In 1983, Isaac Asimov predicted what the year 2019 would be like. We tell what the great science fiction writer guessed (and not) (4 photos)
In 1983, the Toronto Star newspaper asked science fiction writer Isaac Asimov to predict what the world would be like in 2019. Isaac Asimov is one of the most famous and talented science fiction writers in the world. He is the author of the famous novels I, Robot, The Foundation, the story Night Comes, and a total of more than 500 books written or edited by him. Interestingly, many of the works of the great writer contained predictions about the future of human society and the development of technology. Some of his predictions have come true, such as our ability to use what Asimov called visual-sound communication to talk to anyone on Earth. But a machine that can turn yeast, algae and water into products, such as a “dummy turkey”, has never appeared.
Isaac Asimov – more than a writer
Space travel, robots, galactic empires fill the pages of Isaac Asimov’s books. Their attraction lies in the incredibly successful combination of literary talent and scientific knowledge (Asimov was a professor of biochemistry), able to perfectly describe imaginary worlds that would become a reality thanks to technological progress. It was Asimov who invented the word “robotics” and created three well-known laws that still remain the starting point for the ethical definition of rules for the use of artificial intelligence: when we talk about the interaction of man and machine, we use the category invented by Asimov.
In fact, in retrospect, it would be too easy to define Asimov as a science fiction writer. Along with his narrative work, Asimov produced an impressive number of publications that to this day remain a model for the dissemination of scientific knowledge: each explanation is as convincing and fascinating as a novel, but completely thorough and reliable.
Isaac Asimov, 1983
Astronomer Carl Sagan considered him “the best scientific popularizer of our time” and wrote of him the following: “it will never be known how many practicing scientists today, in how many countries, owe their initial inspiration to a book, article or story by Isaac Asimov.”
“Isaac Asimov stood for knowledge against superstition, tolerance against bigotry, kindness against cruelty – above all, peace against war,” wrote his colleague Arthur C. Clarke, author of 2001: A Space Odyssey.
How did Asimov see 2019?
In 1983, the Toronto Star newspaper asked Asimov to predict the answer to a specific question: “What will the world look like in 2019?” The editors of the newspaper decided that the time was right to raise this question, since in 1983 it was exactly 35 years since the writing of George Orwell’s dystopia “1984”.

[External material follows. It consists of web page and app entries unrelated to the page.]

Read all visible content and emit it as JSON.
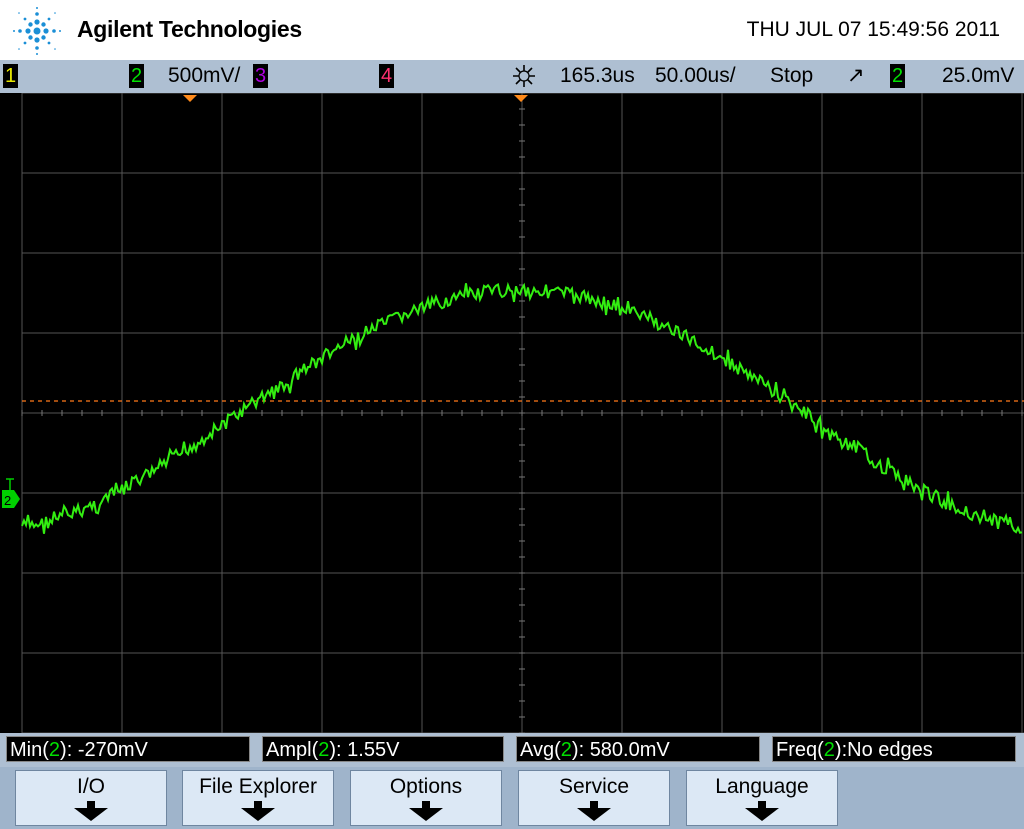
{
  "header": {
    "brand": "Agilent Technologies",
    "datetime": "THU JUL 07 15:49:56 2011"
  },
  "status": {
    "channels": [
      "1",
      "2",
      "3",
      "4"
    ],
    "scale": "500mV/",
    "delay": "165.3us",
    "timebase": "50.00us/",
    "run_state": "Stop",
    "trigger_slope": "↗",
    "trigger_channel": "2",
    "trigger_level": "25.0mV"
  },
  "display": {
    "ground_marker": "2",
    "trace_color": "#33ee11",
    "trigger_line_color": "#ff7a1a"
  },
  "measurements": [
    {
      "name": "Min",
      "channel": "2",
      "sep": "): ",
      "value": "-270mV"
    },
    {
      "name": "Ampl",
      "channel": "2",
      "sep": "): ",
      "value": "1.55V"
    },
    {
      "name": "Avg",
      "channel": "2",
      "sep": "): ",
      "value": "580.0mV"
    },
    {
      "name": "Freq",
      "channel": "2",
      "sep": "):",
      "value": "No edges"
    }
  ],
  "softkeys": [
    "I/O",
    "File Explorer",
    "Options",
    "Service",
    "Language"
  ],
  "colors": {
    "status_bar": "#aebfd2",
    "softkey_face": "#dce8f5",
    "screen_bg": "#000000",
    "grid": "#555555"
  }
}
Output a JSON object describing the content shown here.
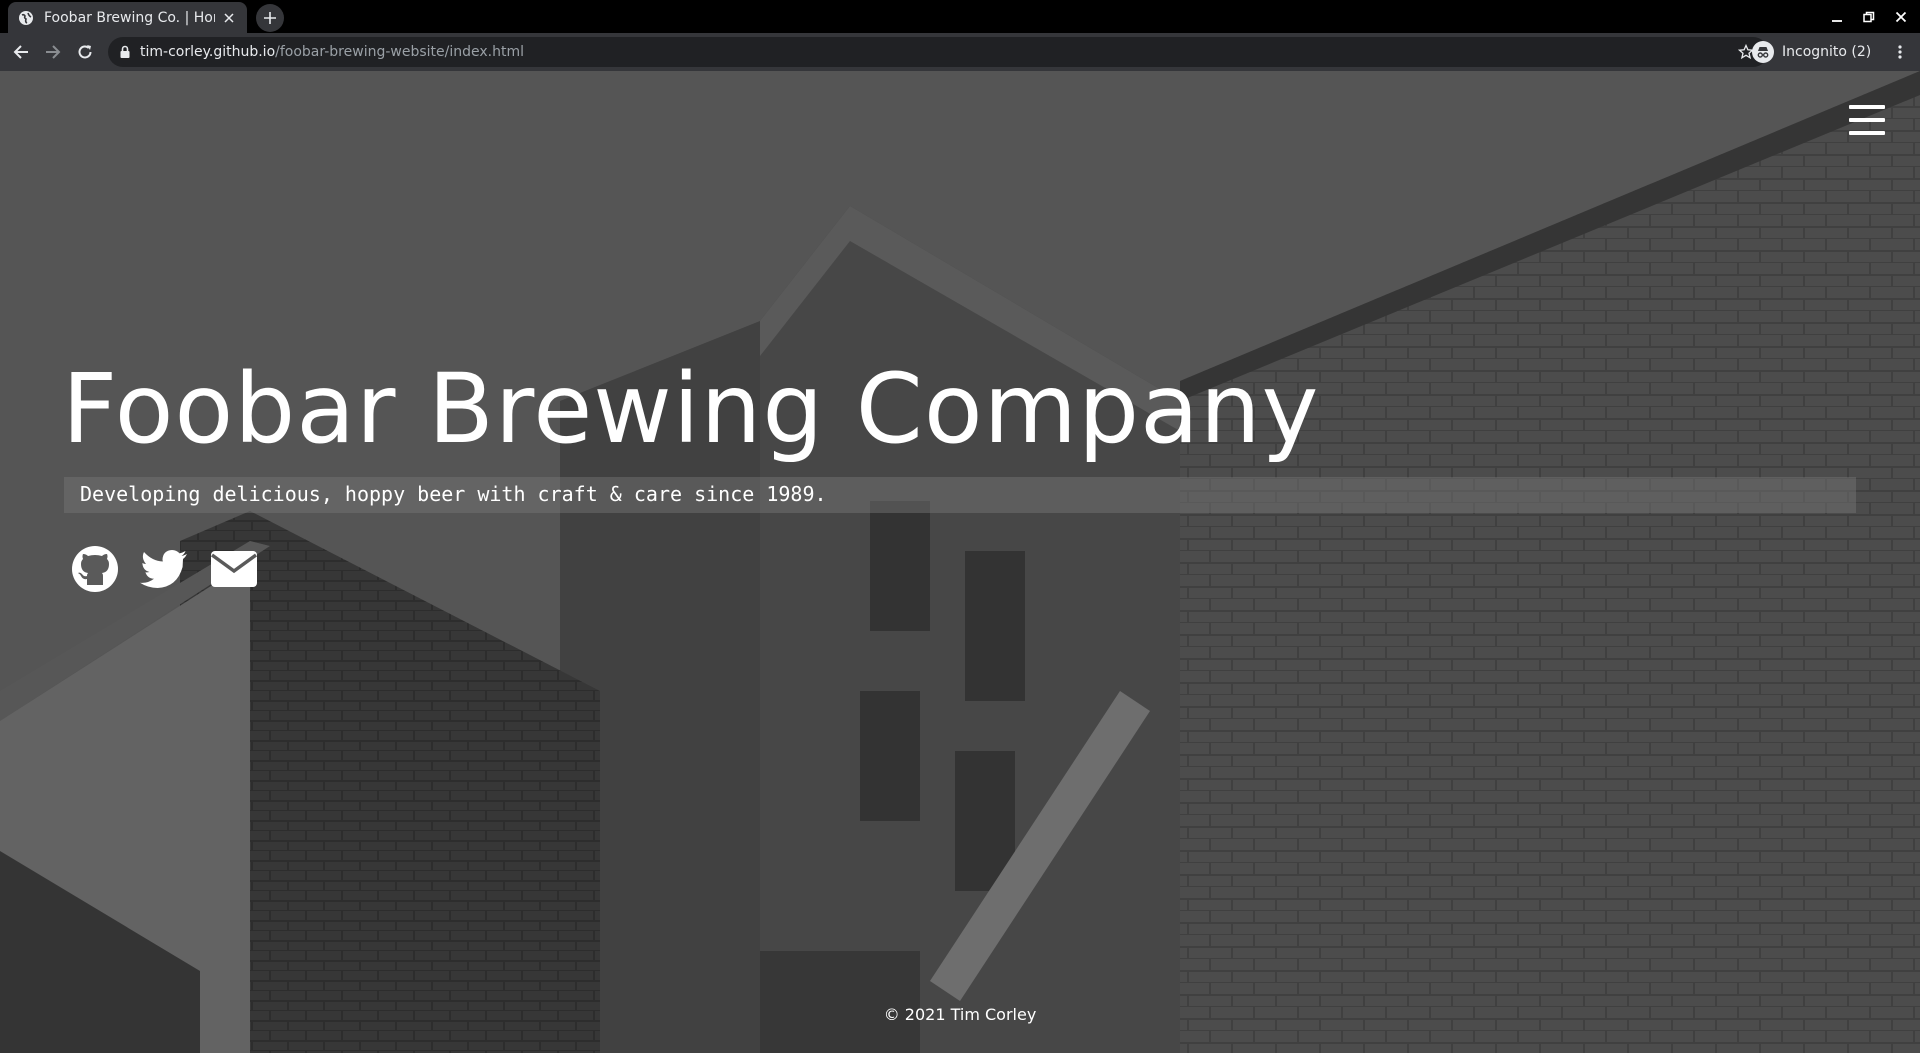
{
  "browser": {
    "tab": {
      "title": "Foobar Brewing Co. | Hom"
    },
    "url": {
      "host": "tim-corley.github.io",
      "path": "/foobar-brewing-website/index.html"
    },
    "profile": {
      "label": "Incognito (2)"
    }
  },
  "page": {
    "title": "Foobar Brewing Company",
    "tagline": "Developing delicious, hoppy beer with craft & care since 1989.",
    "social": [
      {
        "icon": "github-icon"
      },
      {
        "icon": "twitter-icon"
      },
      {
        "icon": "envelope-icon"
      }
    ],
    "footer": "© 2021 Tim Corley"
  },
  "colors": {
    "chrome_dark": "#000000",
    "chrome_tab": "#35363a",
    "omnibox": "#202124",
    "text_light": "#e8eaed",
    "page_text": "#ffffff"
  }
}
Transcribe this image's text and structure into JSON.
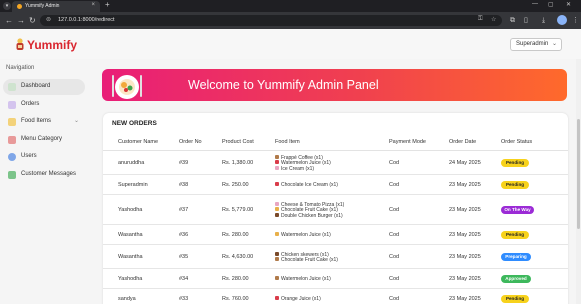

Asimov’s predictions about computerization were mostly accurate, although some of his predictions about education and space exploration were overly optimistic.
Asimov wrote that it was pointless to imagine the future of society if the United States and the Soviet Union entered into a nuclear war, so he suggested that this would not happen. He then divided his predictions into two main themes: computerization and space exploration.
Asimov was more or less correct in many of his predictions about the future of computing, even though some of his predictions were somewhat obvious, including the following:
- “Computerization will undoubtedly continue.”
- “A mobile computerized object will infiltrate the home.”
- “The growing complexity of society will make it impossible to live without computer technology.”
- “Robotics will destroy “routine office and assembly work.”
- Society needs “an enormous change in the nature of education, and the entire population must become “computer literate” and must be able to handle the “high-tech world.”
We did not notice how computers have become an integral part of our daily lives.
Nevertheless, Asimov was wrong, or at least slightly wrong, in some of his predictions about the future of computerization. For example, he predicted that technology would revolutionize education (correctly), but that traditional school education would become obsolete as children could learn everything they needed from computers at home. It’s technically possible, but it also assumes kids will be constantly playing Fortnite, for example.
“We will enter space to stay,” Asimov argued in his essay. And he was basically right: people have been constantly living and working on the International Space Station, for more than 18 years. But Asimov was optimistic about the space development of the future society, predicting that people would “return to the Moon” for mining, erect factories on it “using the special properties of space”, observatories and even solar power plants that would beam microwaves back to Earth. . Asimov also thought that in 2019 we would be on our way to establishing the first settlements on the moon.
“By 2019, the blueprints for the first space settlement should be ready; perhaps it will actually be built,” he wrote. “It would be the first of many worlds in which people could live in tens of thousands and in which they could build small societies of all kinds, giving mankind even more diversity.”
Asimov believed in the space future of our civilization
It is noteworthy that NASA does indeed plan to send astronauts to the Moon in about ten years, Russia and China have also announced their intentions for the Earth satellite.